Intel's Intercast software will be integrated into the WebTV for Windows feature of Microsoft?s Windows 98 operating system, a blend that will allow PCs equipped with a TV tuner card to receive not only TV programming but also HTML data supporting the broadcast, the two companies said today.
The capability will become available when Windows 98 arrives in June, but both hardware support for TV reception on a PC and content the accompanies the programming are problematic. At the moment, Web content taking advantage of Intercast is in particularly short supply.
The combination of Intercast and WebTV for Windows will transform TV from an ad-driven to a sales-driven medium because users will be able to click on accompanying Web data and make their purchases on the spot, said Ron Whittier, senior vice president and general manager of Intel?s content group.
?That is turning out to be the killer application, and will rapidly change the demand for integrating [TV reception] into PCs,? he said. At the same time, ?It moves [TV] from an advertising world to a selling world,? Whittier said.
?It will expand the market for PCs in the home,? added Microsoft?s Craig Mundie, senior vice president of the company?s consumer products division.
The initial focus will be on analog broadcasts, expanding to digital broadcasting as the digital infrastructure develops, the two companies said. Comparatively few broadcasters now provide content using Intel?s Intercast technology, however. Intercast was most prominently used during the 1996 Summer Olympic Games in Atlanta.

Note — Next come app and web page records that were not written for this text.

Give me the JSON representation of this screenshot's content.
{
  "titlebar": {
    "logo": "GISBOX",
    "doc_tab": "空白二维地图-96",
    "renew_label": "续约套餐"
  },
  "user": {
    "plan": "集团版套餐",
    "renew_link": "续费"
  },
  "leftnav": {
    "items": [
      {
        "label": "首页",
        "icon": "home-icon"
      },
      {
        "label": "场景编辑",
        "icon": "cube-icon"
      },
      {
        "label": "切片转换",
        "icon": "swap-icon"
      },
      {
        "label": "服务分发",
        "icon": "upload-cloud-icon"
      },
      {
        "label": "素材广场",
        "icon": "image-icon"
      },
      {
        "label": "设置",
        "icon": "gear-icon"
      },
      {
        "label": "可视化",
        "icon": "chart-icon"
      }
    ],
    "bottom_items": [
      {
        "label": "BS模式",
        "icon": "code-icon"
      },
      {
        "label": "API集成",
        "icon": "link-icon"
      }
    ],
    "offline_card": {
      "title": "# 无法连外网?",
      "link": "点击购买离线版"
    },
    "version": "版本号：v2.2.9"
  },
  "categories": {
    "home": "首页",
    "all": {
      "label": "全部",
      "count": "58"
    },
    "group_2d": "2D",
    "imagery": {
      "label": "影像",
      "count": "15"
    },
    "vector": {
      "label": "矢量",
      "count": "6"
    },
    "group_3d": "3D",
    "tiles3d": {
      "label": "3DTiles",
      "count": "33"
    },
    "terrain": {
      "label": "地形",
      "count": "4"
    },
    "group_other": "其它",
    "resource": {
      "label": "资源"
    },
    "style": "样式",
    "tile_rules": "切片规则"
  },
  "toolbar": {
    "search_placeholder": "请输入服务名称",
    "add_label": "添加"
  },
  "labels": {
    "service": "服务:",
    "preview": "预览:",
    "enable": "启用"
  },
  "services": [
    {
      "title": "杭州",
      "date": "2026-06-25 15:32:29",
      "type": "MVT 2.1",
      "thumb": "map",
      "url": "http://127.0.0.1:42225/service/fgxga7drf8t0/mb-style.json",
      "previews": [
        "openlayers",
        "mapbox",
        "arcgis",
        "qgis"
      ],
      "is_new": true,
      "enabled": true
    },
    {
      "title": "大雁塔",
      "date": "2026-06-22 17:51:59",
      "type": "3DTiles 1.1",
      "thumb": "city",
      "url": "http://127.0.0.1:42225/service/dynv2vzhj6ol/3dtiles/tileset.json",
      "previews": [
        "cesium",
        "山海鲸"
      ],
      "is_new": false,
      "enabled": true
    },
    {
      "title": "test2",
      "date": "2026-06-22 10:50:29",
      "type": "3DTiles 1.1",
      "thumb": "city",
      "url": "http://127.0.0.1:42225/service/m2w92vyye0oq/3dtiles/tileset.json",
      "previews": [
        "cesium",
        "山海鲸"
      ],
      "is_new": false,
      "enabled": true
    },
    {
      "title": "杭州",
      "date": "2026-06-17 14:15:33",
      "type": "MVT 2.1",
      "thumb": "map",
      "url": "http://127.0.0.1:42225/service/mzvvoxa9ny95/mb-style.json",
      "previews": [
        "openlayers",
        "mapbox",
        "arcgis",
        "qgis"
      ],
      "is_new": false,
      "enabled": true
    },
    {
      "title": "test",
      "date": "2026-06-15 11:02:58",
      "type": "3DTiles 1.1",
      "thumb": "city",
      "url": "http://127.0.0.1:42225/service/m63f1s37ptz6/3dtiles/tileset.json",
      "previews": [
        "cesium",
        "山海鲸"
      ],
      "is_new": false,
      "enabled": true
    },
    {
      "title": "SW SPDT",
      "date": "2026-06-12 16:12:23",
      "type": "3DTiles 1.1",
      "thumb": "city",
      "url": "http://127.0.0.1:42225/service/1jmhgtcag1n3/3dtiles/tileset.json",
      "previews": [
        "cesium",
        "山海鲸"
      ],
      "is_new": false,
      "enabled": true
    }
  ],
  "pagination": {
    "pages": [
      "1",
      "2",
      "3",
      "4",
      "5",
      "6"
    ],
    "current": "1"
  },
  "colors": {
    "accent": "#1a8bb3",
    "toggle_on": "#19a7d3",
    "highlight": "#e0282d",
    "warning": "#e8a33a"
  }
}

Receiving TV broadcasts on a PC also requires systems equipped with a TV tuner card. Cards for translating analog signals would add about $30 to the the manufacturer?s cost of production, Mundie estimated. PC makers have been hesitant to add such features to PCs at a time when declining retail prices have been squeezing margins.
However, Windows 98 simplifies the implemetation of TV tuner cards, Mundie said. Previously, software that harmonized the card with the rest of the computer was not standardized.
The software will run on PCs using a dial-up modem, a cable modem, ADSL modem, or an office ethernet connection, Mundie said.
On the hardware side, while Pentium II-based systems would able to handle any digital format, lower-power processors might not be able to run anything higher than the 480 progressive (or 480p) digital signal, Whittier said.
The news follows yesterday?s announcement that Intel has begun to work more closely with Microsoft on pairing its chips with the Windows CE operating system that the software maker is aggressively pushing in the market for small consumer and business devices.